4 Year Contract – $66 Million, $16.5MM AAV
5 Year Contract – $75 Million, $15MM AAV
6 Year Contract – $82 Million, $13.67MM AAV
If these numbers seem low for McCann (which they obviously are given the actual 5 year, $85M contract he received from the Yankees), you would be right. First of all, it’s the Yankees, so paying above the market value isn’t a foreign concept. But an additional factor that has affected baseball is the rise of Pitch f/x, which is very useful in determining the runs a catcher can add through framing pitches. McCann is very good at this, and factoring the pitch framing runs above added, we can see that McCann’s WAR value increases substantially.
Of course, this assumes that all teams have started using pitch framing in their valuations of players, and framing is a much newer consideration and something less well-known currently.
The WAR aging curve for Ubaldo Jimenez was slightly similar in that the only component that is considered is pitching WAR (for time purposes, accounting for defensive WAR or the potential of batting WAR really wasn’t practical). Again, we used the past ten years of consecutive pitching seasons in order to determine the average change as the player ages. Here is the additive visualization of the part of the aging curve from 30 to 37 years old.
Similar to our Batting WAR projections for McCann, before we applied the aging curve, we had to find a projection for the current Pitching Runs Above Average by calculating the expected values of the components of Pitching WAR. To do this, we ran a regression for each component on the previous values of that component using past data from consecutive pitcher seasons to get projections for Jimenez’s 2014 season.
Through this regression, we were able to predict the following values for WAR components for Jimenez’s 2014 season.
- FB% – 35.70%
- HR/FB – 10.47%
- K% – 21.98%
- BB% – 9.80%
- BABIP – 0.30089219
- LOB% – 71.9%
Plugging these values into the RAA formula, we get a predicted RAA value of -.08 for Jimenez in 2014 (after also predicting his innings pitched). Of course, in addition to his value and innings itched, we needed to project both his future as a starter, in terms of how many innings he would pitch each season over the course of his contract. From year to year, we used the significant variables of previous year’s ERA, games started, and innings pitched as the predictive values for games started and innings pitched of each current year.

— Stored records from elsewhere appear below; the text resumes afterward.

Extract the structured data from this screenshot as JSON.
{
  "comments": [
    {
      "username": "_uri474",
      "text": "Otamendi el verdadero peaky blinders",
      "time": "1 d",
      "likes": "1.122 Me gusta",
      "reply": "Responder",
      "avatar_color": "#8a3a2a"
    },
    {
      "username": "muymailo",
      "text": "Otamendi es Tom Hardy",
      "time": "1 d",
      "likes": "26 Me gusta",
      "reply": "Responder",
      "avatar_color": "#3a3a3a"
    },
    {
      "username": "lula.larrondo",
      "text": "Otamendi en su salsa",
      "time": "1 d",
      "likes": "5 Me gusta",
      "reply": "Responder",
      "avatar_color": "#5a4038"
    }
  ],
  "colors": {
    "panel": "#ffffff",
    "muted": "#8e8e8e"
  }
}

Note that the games started doesn’t mean necessarily that Ubaldo will only start 14 games in a season down the road (something that would be pretty weird for a team to do), just that the average value of games that he would be projected to be starting goes down. As Ubaldo ages, he projects more as a reliever than as a starter.
1 Year Contract – $15.50 Million, $15.50MM AAV

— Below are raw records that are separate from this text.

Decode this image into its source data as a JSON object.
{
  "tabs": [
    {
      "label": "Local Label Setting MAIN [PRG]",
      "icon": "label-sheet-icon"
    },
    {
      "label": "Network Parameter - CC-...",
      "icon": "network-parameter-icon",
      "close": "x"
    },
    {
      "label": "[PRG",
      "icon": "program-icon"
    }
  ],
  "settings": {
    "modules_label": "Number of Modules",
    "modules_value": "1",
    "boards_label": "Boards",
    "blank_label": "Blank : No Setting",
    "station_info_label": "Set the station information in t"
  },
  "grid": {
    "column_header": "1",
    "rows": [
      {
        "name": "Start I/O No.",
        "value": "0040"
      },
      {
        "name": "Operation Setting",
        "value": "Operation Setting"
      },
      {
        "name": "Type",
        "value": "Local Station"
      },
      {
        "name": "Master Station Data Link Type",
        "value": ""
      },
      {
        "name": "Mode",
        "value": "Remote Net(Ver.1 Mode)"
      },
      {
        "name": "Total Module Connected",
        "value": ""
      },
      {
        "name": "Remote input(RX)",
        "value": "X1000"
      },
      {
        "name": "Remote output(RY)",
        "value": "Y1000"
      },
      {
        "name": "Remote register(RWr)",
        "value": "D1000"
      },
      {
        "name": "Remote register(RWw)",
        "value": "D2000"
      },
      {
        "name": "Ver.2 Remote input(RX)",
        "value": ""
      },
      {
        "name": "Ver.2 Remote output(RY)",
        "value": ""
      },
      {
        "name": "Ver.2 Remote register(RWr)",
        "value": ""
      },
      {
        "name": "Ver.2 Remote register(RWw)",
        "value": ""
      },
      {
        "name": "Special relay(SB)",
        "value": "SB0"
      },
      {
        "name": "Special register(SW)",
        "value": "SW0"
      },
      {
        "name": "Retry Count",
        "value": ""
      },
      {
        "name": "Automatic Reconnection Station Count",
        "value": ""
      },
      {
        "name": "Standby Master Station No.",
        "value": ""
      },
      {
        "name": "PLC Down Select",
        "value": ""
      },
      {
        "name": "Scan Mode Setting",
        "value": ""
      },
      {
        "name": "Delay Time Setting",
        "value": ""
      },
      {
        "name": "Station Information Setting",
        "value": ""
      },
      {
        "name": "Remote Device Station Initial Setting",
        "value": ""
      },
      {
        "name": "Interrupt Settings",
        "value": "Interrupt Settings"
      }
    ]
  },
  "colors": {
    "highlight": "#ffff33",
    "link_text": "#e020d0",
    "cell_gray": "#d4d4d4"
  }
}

2 Year Contract – $25.00 Million, $12.50MM AAV
3 Year Contract – $29.00 Million, $9.67MM AAV
We see very quickly that Jimenez’s WAR rapidly decreases, even projecting at producing negative WAR by the 4th year of the contract (and thus not worth projecting a 4-year contract). Our model looks at Jimenez much more skeptically than the general consensus, especially when you consider the 4-year, $50 million dollar contract that he actually received. Jimenez projects to many teams as a higher-variance player, which probably led to one team (the Orioles) falling in love with him and his upside and giving him a contract that hugely overvalues his actual projected worth.
Right now, our projections are not making definitive claims. There are many aspects that our projections leave out, such as pitch framing, which is still a developing tool used to varying degrees by different teams in player evaluation. Jimenez also has gone through a significant change in his delivery (as we will talk about later in this series), and could very well outperform our projections. However, developing an aging curve and WAR projection is a very effective tool in developing an idea for what a player will contribute as he ages and should be a process that is undertaken when evaluating any player seeking a new contract.
Data taken from baseball-reference.com
Georgetown University Class of 2016